  • Explain your overall message – your key point(s).
  • Present your key points in more detail – use your notes.
  • Anticipate any questions people may have before they ask them and answer them in the presentation – ‘Now, you might think that isn’t possible, but let me give you an example to show you that it is…’
  • Draw to a conclusion – not just a summary of what you’ve said, but an appeal or call to action works well. Let the audience know that you’ve reached the end.
  • It’s important to finish on time and reinforce what you hope to happen next – even if it’s just leaving your contact details so that people can get back to you.

    Delivery

  • Try to sound enthusiastic – if you’re not, why should the audience be bothered?
  • Give them something – maybe a leaflet or sticker that you can hand out.
  • Varying the speed of the presentation can help to ensure that it doesn’t become monotonous.
  • Use stories, anecdotes and concrete, real-life examples to keep it interesting.
  • Give a small number of very telling facts and figures, but don’t overwhelm people with statistics.
  • Try to maintain eye contact with people in the audience and keep your energy up right the way through.
  • Get to the point quickly.
  • One way of making your presentation interesting is by involving the audience; for example, by asking them a question or for a show of hands, or asking for personal anecdotes. But you need to be wary here. Some people may be willing to get involved, but you can bet that others won’t. You want your audience to be relaxed and receptive to your message – making them nervous won’t do you or them any good. Try to judge the mood.

    Tone

    Try to make sure you speak loudly enough to be heard and clearly enough to be understood. If you feel awkward, rehearsing the presentation with someone beforehand should help. Deep breaths will help you to keep the volume up without shouting.

    Using technology

  • Focus on the audience, not the screen.
  • Don’t stand in front of the screen.
  • Ensure your slides are in the right order.
  • Don’t read out the content of the slides word for word, it’s very boring.
  • Try to use more visuals than words. People can’t read and listen at the same time, so slides full of text will distract from what you’re saying. You want what’s on screen to support what you’re saying, not repeat it.
  • If your presentation is quite long, you might want to consider breaking it up with a short video if you can find something suitable to illustrate your point. If you’re feeling creative you could even use your phone to make a ‘talking head’ video of a local ‘VIP’ supporting your cause or someone who can’t be at the meeting giving their views – it all helps to break up a long talk.
  • Give out any notes or copies of the presentation at the end.
  • Files Attached

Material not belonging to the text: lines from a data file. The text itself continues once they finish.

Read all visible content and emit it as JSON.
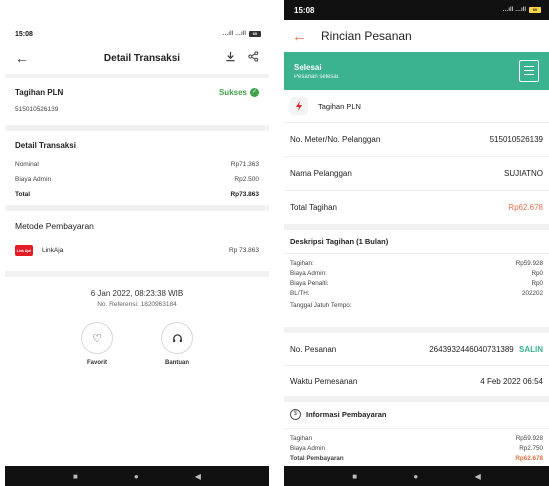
{
  "left": {
    "status": {
      "time": "15:08",
      "signal": "…ıll …ıll",
      "battery": "60"
    },
    "appbar": {
      "title": "Detail Transaksi"
    },
    "bill": {
      "title": "Tagihan PLN",
      "status": "Sukses",
      "number": "515010526139"
    },
    "detail": {
      "title": "Detail Transaksi",
      "rows": [
        {
          "label": "Nominal",
          "value": "Rp71.363"
        },
        {
          "label": "Biaya Admin",
          "value": "Rp2.500"
        },
        {
          "label": "Total",
          "value": "Rp73.863"
        }
      ]
    },
    "payment": {
      "title": "Metode Pembayaran",
      "method": "LinkAja",
      "amount": "Rp 73.863",
      "logo_text": "Link Aja!"
    },
    "footer": {
      "datetime": "6 Jan 2022, 08:23:38 WIB",
      "reference": "No. Referensi: 1820963184",
      "favorite_label": "Favorit",
      "help_label": "Bantuan"
    }
  },
  "right": {
    "status": {
      "time": "15:08",
      "signal": "…ıll …ıll",
      "battery": "60"
    },
    "appbar": {
      "title": "Rincian Pesanan"
    },
    "banner": {
      "title": "Selesai",
      "subtitle": "Pesanan selesai."
    },
    "product": {
      "title": "Tagihan PLN"
    },
    "info": [
      {
        "label": "No. Meter/No. Pelanggan",
        "value": "515010526139"
      },
      {
        "label": "Nama Pelanggan",
        "value": "SUJIATNO"
      },
      {
        "label": "Total Tagihan",
        "value": "Rp62.678"
      }
    ],
    "description": {
      "title": "Deskripsi Tagihan (1 Bulan)",
      "rows": [
        {
          "label": "Tagihan:",
          "value": "Rp59.928"
        },
        {
          "label": "Biaya Admin:",
          "value": "Rp0"
        },
        {
          "label": "Biaya Penalti:",
          "value": "Rp0"
        },
        {
          "label": "BL/TH:",
          "value": "202202"
        },
        {
          "label": "Tanggal Jatuh Tempo:",
          "value": ""
        }
      ]
    },
    "order": {
      "number_label": "No. Pesanan",
      "number": "2643932446040731389",
      "copy_label": "SALIN",
      "time_label": "Waktu Pemesanan",
      "time": "4 Feb 2022 06:54"
    },
    "payment_info": {
      "title": "Informasi Pembayaran",
      "rows": [
        {
          "label": "Tagihan",
          "value": "Rp59.928"
        },
        {
          "label": "Biaya Admin",
          "value": "Rp2.750"
        },
        {
          "label": "Total Pembayaran",
          "value": "Rp62.678"
        }
      ]
    }
  },
  "colors": {
    "success": "#41a14a",
    "banner": "#3bb38f",
    "accent": "#e8704a",
    "linkaja": "#e21d25"
  }
}
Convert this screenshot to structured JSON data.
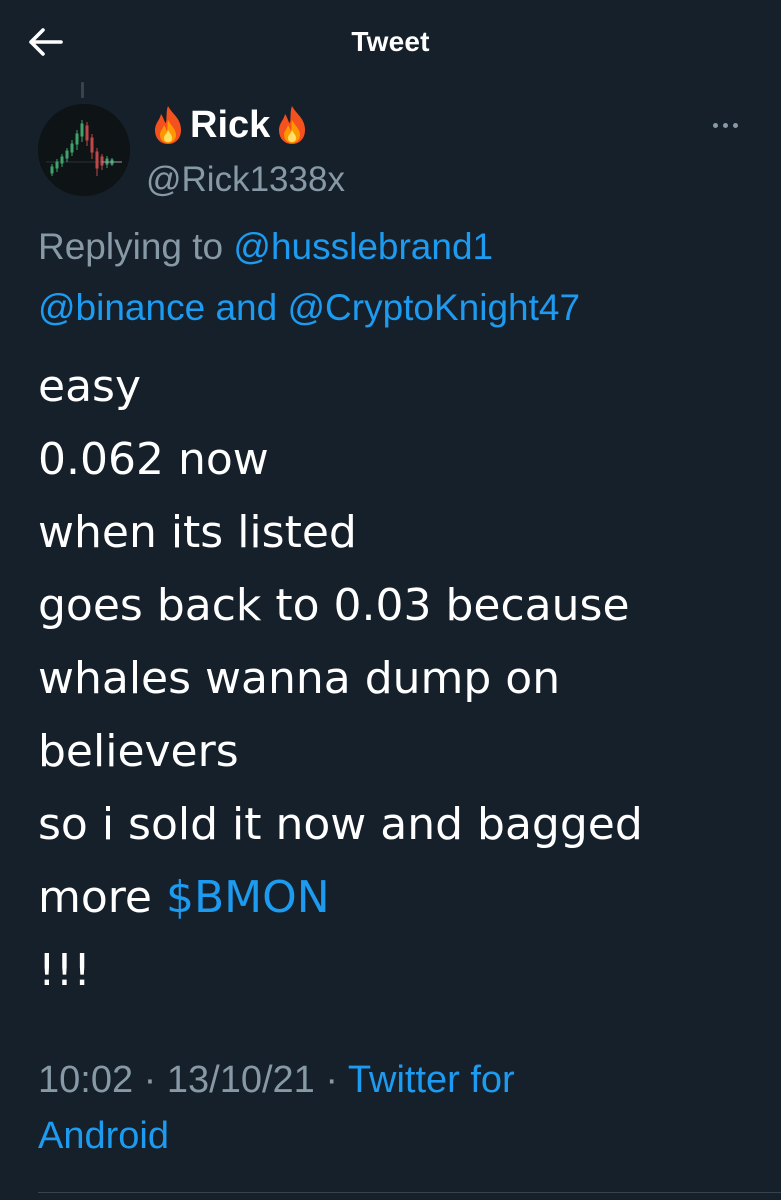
{
  "header": {
    "title": "Tweet",
    "back_icon": "arrow-left-icon"
  },
  "author": {
    "display_name": "Rick",
    "name_emoji_left": "fire-emoji",
    "name_emoji_right": "fire-emoji",
    "handle": "@Rick1338x",
    "more_icon": "more-dots-icon"
  },
  "reply": {
    "prefix": "Replying to",
    "mention_1": "@husslebrand1",
    "mention_2": "@binance",
    "joiner": "and",
    "mention_3": "@CryptoKnight47"
  },
  "tweet": {
    "lines": [
      "easy",
      "0.062 now",
      "when its listed",
      "goes back to 0.03 because",
      "whales wanna dump on",
      "believers",
      "so i sold it now and bagged"
    ],
    "line_8_prefix": "more",
    "cashtag": "$BMON",
    "last_line": "!!!"
  },
  "meta": {
    "time": "10:02",
    "separator": "·",
    "date": "13/10/21",
    "source_line_1": "Twitter for",
    "source_line_2": "Android"
  },
  "colors": {
    "background": "#15202b",
    "text": "#ffffff",
    "secondary": "#8899a6",
    "accent": "#1d9bf0"
  }
}
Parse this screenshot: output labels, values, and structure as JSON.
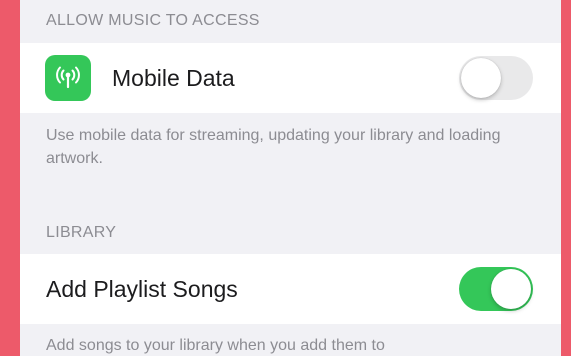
{
  "sections": {
    "access": {
      "header": "ALLOW MUSIC TO ACCESS",
      "row": {
        "label": "Mobile Data",
        "icon": "antenna-icon",
        "icon_color": "#34c759",
        "toggle_on": false
      },
      "footer": "Use mobile data for streaming, updating your library and loading artwork."
    },
    "library": {
      "header": "LIBRARY",
      "row": {
        "label": "Add Playlist Songs",
        "toggle_on": true,
        "toggle_color": "#34c759"
      },
      "footer": "Add songs to your library when you add them to"
    }
  }
}
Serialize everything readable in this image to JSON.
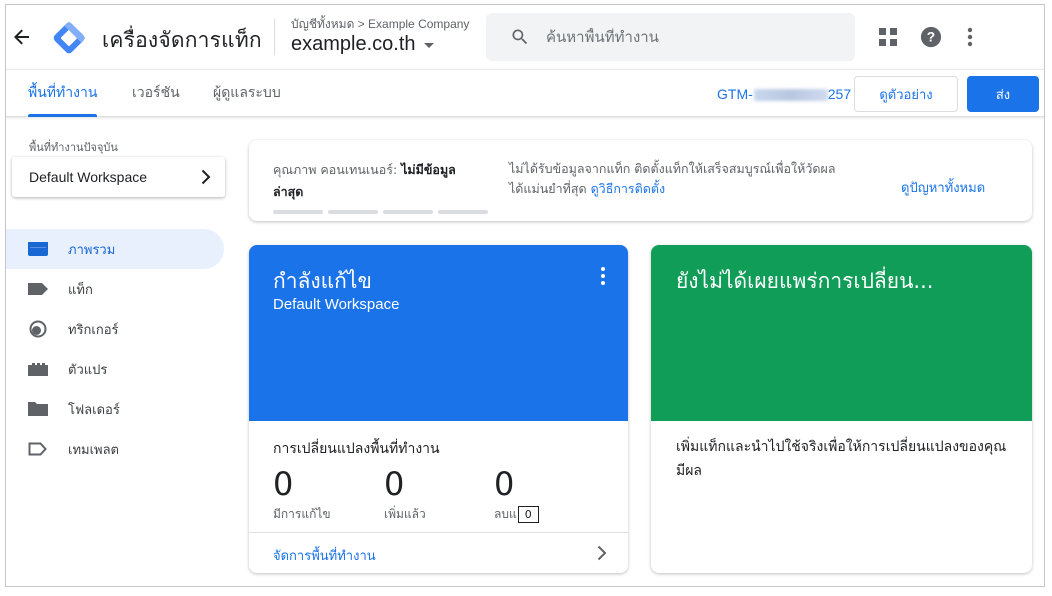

    Click link to Download

  • Communication-Public-Speaking.pdf